What to do: The answer should be each line from the entries below that has the word "карте" in it.

Records provided:
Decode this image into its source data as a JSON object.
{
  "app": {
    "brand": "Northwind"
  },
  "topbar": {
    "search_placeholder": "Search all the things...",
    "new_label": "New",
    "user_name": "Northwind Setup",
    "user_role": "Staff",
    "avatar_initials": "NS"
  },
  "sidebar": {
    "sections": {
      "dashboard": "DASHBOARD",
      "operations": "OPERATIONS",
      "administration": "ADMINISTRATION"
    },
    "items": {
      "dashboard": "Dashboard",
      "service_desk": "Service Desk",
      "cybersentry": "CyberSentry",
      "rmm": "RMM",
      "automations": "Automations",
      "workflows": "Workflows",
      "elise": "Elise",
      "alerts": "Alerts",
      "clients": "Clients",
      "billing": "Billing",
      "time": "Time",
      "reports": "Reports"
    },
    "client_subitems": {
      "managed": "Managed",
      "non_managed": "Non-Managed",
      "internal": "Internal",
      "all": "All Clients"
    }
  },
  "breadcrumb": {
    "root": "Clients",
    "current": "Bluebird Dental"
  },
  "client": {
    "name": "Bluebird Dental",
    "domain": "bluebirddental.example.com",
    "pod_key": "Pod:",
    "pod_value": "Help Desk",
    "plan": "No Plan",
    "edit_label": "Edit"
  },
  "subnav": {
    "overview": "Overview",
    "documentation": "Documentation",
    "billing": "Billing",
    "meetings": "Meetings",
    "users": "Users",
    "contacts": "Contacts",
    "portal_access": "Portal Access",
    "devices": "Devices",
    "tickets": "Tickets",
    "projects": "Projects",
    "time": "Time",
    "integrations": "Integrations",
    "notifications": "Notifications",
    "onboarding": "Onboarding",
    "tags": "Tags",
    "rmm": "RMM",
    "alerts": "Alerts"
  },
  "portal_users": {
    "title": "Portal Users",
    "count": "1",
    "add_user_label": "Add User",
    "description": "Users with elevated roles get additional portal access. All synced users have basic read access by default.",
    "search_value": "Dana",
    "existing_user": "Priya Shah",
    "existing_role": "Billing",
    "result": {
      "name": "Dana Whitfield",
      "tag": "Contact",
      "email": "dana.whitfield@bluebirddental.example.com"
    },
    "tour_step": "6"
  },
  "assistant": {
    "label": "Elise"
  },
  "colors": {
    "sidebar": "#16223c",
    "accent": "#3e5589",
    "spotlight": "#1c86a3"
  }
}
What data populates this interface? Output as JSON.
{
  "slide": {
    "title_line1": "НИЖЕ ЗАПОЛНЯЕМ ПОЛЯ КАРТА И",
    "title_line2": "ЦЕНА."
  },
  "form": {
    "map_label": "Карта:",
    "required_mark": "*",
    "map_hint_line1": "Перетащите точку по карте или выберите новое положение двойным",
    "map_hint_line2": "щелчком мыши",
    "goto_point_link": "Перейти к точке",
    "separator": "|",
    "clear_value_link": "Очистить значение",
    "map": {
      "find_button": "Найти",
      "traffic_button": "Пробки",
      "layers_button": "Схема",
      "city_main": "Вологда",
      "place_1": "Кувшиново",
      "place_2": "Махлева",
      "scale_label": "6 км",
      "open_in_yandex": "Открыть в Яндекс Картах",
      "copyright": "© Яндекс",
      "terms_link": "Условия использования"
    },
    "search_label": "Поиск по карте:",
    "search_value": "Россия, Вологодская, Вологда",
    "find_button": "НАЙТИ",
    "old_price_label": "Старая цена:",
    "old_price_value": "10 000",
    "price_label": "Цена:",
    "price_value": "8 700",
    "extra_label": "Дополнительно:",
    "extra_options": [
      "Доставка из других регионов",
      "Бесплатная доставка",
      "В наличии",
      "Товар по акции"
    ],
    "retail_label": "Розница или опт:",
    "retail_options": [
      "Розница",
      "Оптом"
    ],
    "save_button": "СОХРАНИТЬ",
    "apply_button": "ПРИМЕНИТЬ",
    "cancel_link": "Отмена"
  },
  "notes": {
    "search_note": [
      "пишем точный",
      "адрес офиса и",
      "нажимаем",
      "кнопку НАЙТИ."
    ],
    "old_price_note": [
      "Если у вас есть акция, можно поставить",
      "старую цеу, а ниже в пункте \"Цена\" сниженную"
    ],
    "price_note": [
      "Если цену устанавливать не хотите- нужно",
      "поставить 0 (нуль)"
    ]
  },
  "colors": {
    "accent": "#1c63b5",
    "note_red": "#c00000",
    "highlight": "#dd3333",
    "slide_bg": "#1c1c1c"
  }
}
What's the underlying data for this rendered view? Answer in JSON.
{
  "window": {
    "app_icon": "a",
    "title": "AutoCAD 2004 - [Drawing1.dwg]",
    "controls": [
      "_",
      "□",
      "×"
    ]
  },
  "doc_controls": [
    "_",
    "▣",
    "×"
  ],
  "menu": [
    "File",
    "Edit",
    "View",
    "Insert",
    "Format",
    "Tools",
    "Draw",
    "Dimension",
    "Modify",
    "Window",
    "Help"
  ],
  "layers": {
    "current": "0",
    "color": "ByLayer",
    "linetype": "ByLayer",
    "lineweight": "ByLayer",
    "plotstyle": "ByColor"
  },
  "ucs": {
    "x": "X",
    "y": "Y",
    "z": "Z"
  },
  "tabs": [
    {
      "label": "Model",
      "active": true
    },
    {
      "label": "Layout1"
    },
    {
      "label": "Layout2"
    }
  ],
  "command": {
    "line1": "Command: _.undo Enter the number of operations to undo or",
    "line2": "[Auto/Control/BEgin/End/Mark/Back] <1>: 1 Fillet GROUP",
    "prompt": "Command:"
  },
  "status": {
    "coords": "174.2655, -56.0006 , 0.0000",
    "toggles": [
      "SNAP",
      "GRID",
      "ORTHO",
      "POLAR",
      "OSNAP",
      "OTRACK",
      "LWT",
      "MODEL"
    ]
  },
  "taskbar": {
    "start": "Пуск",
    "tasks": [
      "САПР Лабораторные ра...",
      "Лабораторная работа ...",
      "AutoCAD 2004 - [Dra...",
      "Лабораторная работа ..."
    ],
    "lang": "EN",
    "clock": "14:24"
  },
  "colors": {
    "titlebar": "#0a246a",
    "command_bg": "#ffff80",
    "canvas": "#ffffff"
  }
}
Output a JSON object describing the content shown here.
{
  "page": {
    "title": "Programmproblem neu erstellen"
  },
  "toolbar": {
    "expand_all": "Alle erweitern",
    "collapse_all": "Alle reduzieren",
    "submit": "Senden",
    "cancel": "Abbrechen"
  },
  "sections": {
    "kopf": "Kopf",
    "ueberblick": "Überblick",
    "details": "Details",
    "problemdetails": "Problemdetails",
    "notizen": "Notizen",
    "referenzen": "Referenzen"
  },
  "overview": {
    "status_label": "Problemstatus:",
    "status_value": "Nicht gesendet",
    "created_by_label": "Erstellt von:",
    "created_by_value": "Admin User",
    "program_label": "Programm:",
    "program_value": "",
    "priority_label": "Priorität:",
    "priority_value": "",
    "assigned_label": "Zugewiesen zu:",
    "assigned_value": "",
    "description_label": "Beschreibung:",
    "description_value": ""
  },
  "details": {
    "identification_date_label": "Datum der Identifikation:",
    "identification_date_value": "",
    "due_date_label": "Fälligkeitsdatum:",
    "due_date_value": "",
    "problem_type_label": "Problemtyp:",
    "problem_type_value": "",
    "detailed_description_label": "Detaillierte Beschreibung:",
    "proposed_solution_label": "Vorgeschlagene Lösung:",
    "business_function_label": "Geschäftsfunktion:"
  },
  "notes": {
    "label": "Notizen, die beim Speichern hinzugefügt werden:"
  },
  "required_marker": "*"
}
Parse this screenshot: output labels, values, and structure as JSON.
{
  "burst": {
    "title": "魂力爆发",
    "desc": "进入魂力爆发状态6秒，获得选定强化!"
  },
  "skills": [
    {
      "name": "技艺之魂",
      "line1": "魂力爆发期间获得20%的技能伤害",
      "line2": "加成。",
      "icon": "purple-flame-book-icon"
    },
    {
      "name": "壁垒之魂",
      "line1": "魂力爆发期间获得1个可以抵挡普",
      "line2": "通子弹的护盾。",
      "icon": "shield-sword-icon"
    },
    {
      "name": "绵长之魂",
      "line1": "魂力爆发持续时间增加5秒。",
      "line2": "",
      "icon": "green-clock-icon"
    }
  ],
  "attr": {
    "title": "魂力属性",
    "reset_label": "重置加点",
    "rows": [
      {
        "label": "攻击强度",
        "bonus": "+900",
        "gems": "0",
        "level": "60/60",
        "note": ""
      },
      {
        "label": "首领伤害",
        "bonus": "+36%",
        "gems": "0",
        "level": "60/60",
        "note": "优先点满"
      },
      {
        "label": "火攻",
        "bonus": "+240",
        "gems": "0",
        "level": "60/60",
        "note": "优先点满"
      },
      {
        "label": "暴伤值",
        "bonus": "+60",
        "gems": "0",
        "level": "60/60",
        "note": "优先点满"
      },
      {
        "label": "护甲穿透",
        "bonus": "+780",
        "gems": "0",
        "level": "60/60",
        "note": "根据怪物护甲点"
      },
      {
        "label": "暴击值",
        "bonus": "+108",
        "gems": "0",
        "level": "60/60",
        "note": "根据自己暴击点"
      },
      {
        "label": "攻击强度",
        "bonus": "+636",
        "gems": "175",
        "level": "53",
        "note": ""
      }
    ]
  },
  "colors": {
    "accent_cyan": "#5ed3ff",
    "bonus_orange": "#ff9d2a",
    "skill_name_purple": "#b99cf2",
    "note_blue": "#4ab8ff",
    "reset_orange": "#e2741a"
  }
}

Result of this task:
    "map_hint_line1": "Перетащите точку по карте или выберите новое положение двойным",
    "search_label": "Поиск по карте:",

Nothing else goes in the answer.